While working with Tim I was learning about the work of idols in our lives and I only gradually began to discover my own idols and turn from them. But the truth is I still have them. I still want to be accepted. I still want approval. As Calvin described it, the heart is an idol factory. The difference for me now is I’m at least somewhat aware of this hunger for acceptance I have.

I’m continually learning how that hunger is really only fulfilled by the one who offers unconditional acceptance, the one who truly doesn’t care where I’ve worked or what I’ve achieved. As Tim argues in the book, every other counterfeit God will make you sacrifice yourself on the altar for it. Christianity offers the only God who sacrificed himself on the altar for me.


Max Anderson is an entrepreneur and author. He is founder of Stagecoach Ventures and author of The Weekend Reader, a deep thinker’s guide to modern culture. He is author of Modern Meditations: Reflections from the Mid-Point of the Second Decade of the Twenty-first Century.
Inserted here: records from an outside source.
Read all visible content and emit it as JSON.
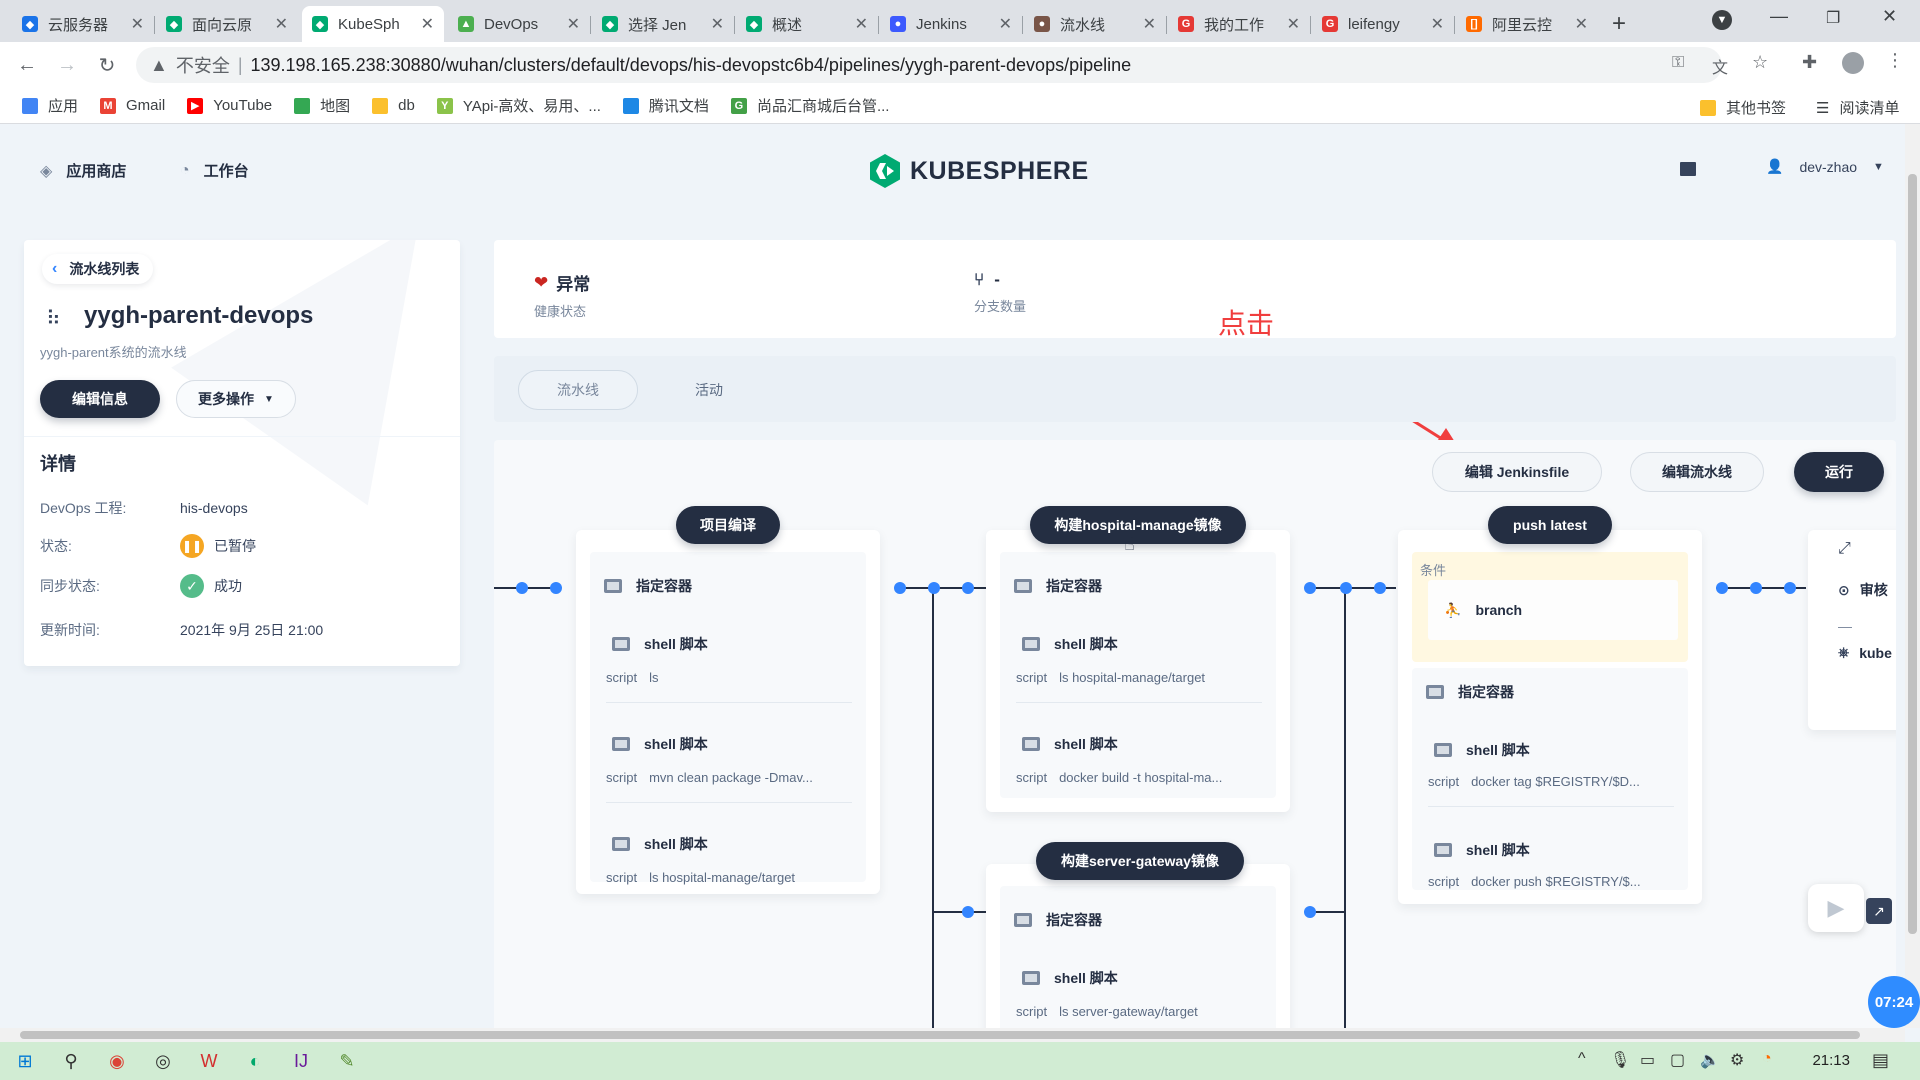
{
  "browser": {
    "tabs": [
      {
        "title": "云服务器",
        "color": "#1a73e8",
        "glyph": "◆"
      },
      {
        "title": "面向云原",
        "color": "#00aa72",
        "glyph": "◆"
      },
      {
        "title": "KubeSph",
        "color": "#00aa72",
        "glyph": "◆",
        "active": true
      },
      {
        "title": "DevOps",
        "color": "#4caf50",
        "glyph": "▲"
      },
      {
        "title": "选择 Jen",
        "color": "#00aa72",
        "glyph": "◆"
      },
      {
        "title": "概述",
        "color": "#00aa72",
        "glyph": "◆"
      },
      {
        "title": "Jenkins",
        "color": "#3d5afe",
        "glyph": "●"
      },
      {
        "title": "流水线",
        "color": "#795548",
        "glyph": "●"
      },
      {
        "title": "我的工作",
        "color": "#e53935",
        "glyph": "G"
      },
      {
        "title": "leifengy",
        "color": "#e53935",
        "glyph": "G"
      },
      {
        "title": "阿里云控",
        "color": "#ff6a00",
        "glyph": "[]"
      }
    ],
    "url": "139.198.165.238:30880/wuhan/clusters/default/devops/his-devopstc6b4/pipelines/yygh-parent-devops/pipeline",
    "insecure_label": "不安全",
    "bookmarks": [
      {
        "label": "应用",
        "color": "#4285f4"
      },
      {
        "label": "Gmail",
        "color": "#ea4335"
      },
      {
        "label": "YouTube",
        "color": "#ff0000"
      },
      {
        "label": "地图",
        "color": "#34a853"
      },
      {
        "label": "db",
        "color": "#fbc02d"
      },
      {
        "label": "YApi-高效、易用、...",
        "color": "#8bc34a"
      },
      {
        "label": "腾讯文档",
        "color": "#1e88e5"
      },
      {
        "label": "尚品汇商城后台管...",
        "color": "#43a047"
      }
    ],
    "other_bookmarks": "其他书签",
    "reading_list": "阅读清单"
  },
  "header": {
    "app_store": "应用商店",
    "workbench": "工作台",
    "logo": "KUBESPHERE",
    "user": "dev-zhao"
  },
  "left": {
    "back": "流水线列表",
    "name": "yygh-parent-devops",
    "desc": "yygh-parent系统的流水线",
    "edit": "编辑信息",
    "more": "更多操作",
    "details_title": "详情",
    "rows": [
      {
        "k": "DevOps 工程:",
        "v": "his-devops"
      },
      {
        "k": "状态:",
        "v": "已暂停"
      },
      {
        "k": "同步状态:",
        "v": "成功"
      },
      {
        "k": "更新时间:",
        "v": "2021年 9月 25日 21:00"
      }
    ]
  },
  "info": {
    "health_value": "异常",
    "health_label": "健康状态",
    "branch_value": "-",
    "branch_label": "分支数量"
  },
  "tabs": {
    "pipeline": "流水线",
    "activity": "活动"
  },
  "actions": {
    "edit_jenkinsfile": "编辑 Jenkinsfile",
    "edit_pipeline": "编辑流水线",
    "run": "运行"
  },
  "annotation": "点击",
  "stages": {
    "s1": {
      "name": "项目编译",
      "container": "指定容器",
      "steps": [
        {
          "title": "shell 脚本",
          "s": "script",
          "cmd": "ls"
        },
        {
          "title": "shell 脚本",
          "s": "script",
          "cmd": "mvn clean package -Dmav..."
        },
        {
          "title": "shell 脚本",
          "s": "script",
          "cmd": "ls hospital-manage/target"
        }
      ]
    },
    "s2a": {
      "name": "构建hospital-manage镜像",
      "container": "指定容器",
      "steps": [
        {
          "title": "shell 脚本",
          "s": "script",
          "cmd": "ls hospital-manage/target"
        },
        {
          "title": "shell 脚本",
          "s": "script",
          "cmd": "docker build -t hospital-ma..."
        }
      ]
    },
    "s2b": {
      "name": "构建server-gateway镜像",
      "container": "指定容器",
      "steps": [
        {
          "title": "shell 脚本",
          "s": "script",
          "cmd": "ls server-gateway/target"
        }
      ]
    },
    "s3": {
      "name": "push latest",
      "cond_label": "条件",
      "cond_value": "branch",
      "container": "指定容器",
      "steps": [
        {
          "title": "shell 脚本",
          "s": "script",
          "cmd": "docker tag $REGISTRY/$D..."
        },
        {
          "title": "shell 脚本",
          "s": "script",
          "cmd": "docker push $REGISTRY/$..."
        }
      ]
    },
    "s4": {
      "review": "审核",
      "kube": "kube"
    }
  },
  "taskbar": {
    "time": "21:13"
  },
  "video_timer": "07:24"
}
Max is founder and CEO of The Lift Seminar - a personal accelerator for entrepreneurs, and a platform for teaching MBAs at the world’s top business schools the secrets of massive personal productivity.